Street: The Pfeiffer Center Garden is located across the street from 285 Hungry Hollow Rd
City/Town: Chestnut Ridge
Website or Map: http://www.pfeiffercenter.org
Phone: 845-352-5020 ext 10
Event Type: workshop
Organized By: The Pfeiffer Center
Latest Activity: Mar 27, 2012
|Friday, April 27, 2:00pm-4:00pm (Beginners' Session)
Friday, April 27, 4:30pm-9:00pm
Saturday, April 28, 9:00am-5:00pm
This workshop will emphasize approaches to beekeeping that increase the bees’ vitality and ability to withstand environmental pressures of all kinds. Friday afternoon’s introductory talk will situate the organism of the honey bee colony in the context of the earth organism. On Friday evening, veteran beekeeper Ron Breland will speak on his research into alternative hive designs and the effect of forms on the wellbeing of the bees. On Saturday, we’ll cover the yearly rhythms of life in the hive (and how the beekeeper can support them); increasing the apiary naturally with splits and swarms; “alternative” hive designs; dealing with the varroa mite; and the significance of the honey bee’s communication and navigation skills.

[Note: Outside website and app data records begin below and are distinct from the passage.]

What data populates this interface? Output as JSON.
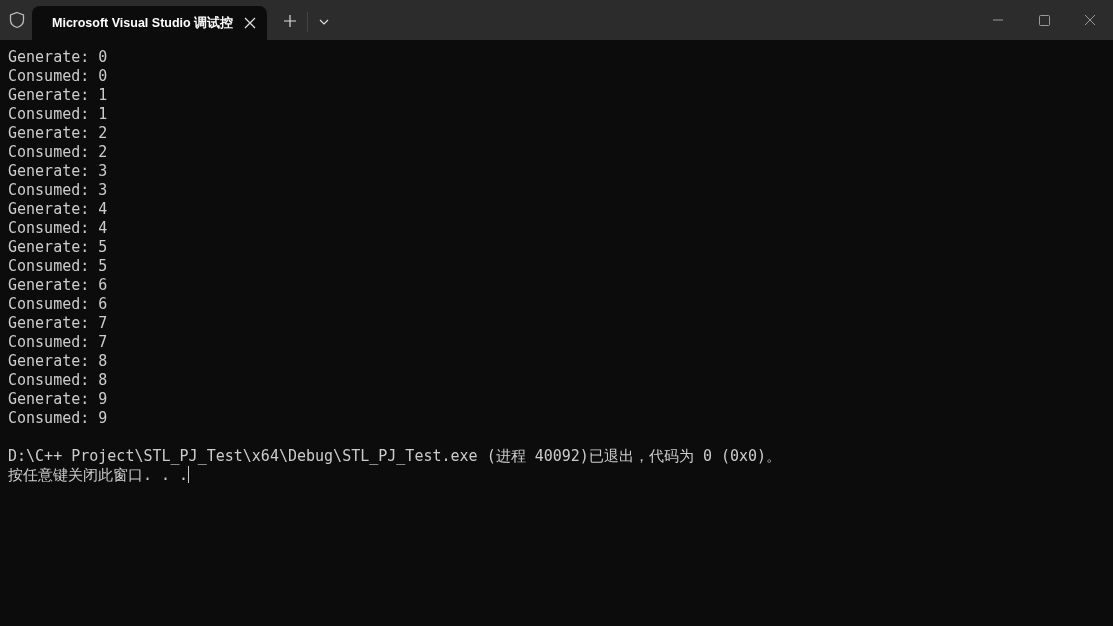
{
  "window": {
    "tab": {
      "title": "Microsoft Visual Studio 调试控",
      "selected": true
    }
  },
  "console": {
    "lines": [
      "Generate: 0",
      "Consumed: 0",
      "Generate: 1",
      "Consumed: 1",
      "Generate: 2",
      "Consumed: 2",
      "Generate: 3",
      "Consumed: 3",
      "Generate: 4",
      "Consumed: 4",
      "Generate: 5",
      "Consumed: 5",
      "Generate: 6",
      "Consumed: 6",
      "Generate: 7",
      "Consumed: 7",
      "Generate: 8",
      "Consumed: 8",
      "Generate: 9",
      "Consumed: 9"
    ],
    "exit_message": "D:\\C++ Project\\STL_PJ_Test\\x64\\Debug\\STL_PJ_Test.exe (进程 40092)已退出，代码为 0 (0x0)。",
    "prompt": "按任意键关闭此窗口. . ."
  }
}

Weather permitting, the workshop will visit the Pfeiffer Center’s apiary, where techniques for working with bees will be demonstrated.
Optional beginners’ session: An optional beginners’ session will be offered before the workshop begins on Friday afternoon. This session will review rhythms of life in the honeybee colony; the Langstroth hive and its alternatives; and the basics of working with bees. Weather permitting, the beginners’ session will include a visit to the Pfeiffer Center’s apiary, where we will open a hive or two.
Bill Day learned beekeeping from Gunther Hauk at the Pfeiffer Center. He keeps bees at Blue Field Farm in Blauvelt, NY.
Ron Breland has been a gardener all his life and a beekeeper since 1973. His Bee Sanctuaries in West Nyack and Claverack, NY, are dedicated to the development of sustainable beekeeping practices, the use of non-toxic controls, and the search for alternative hive designs for environmental stress reduction.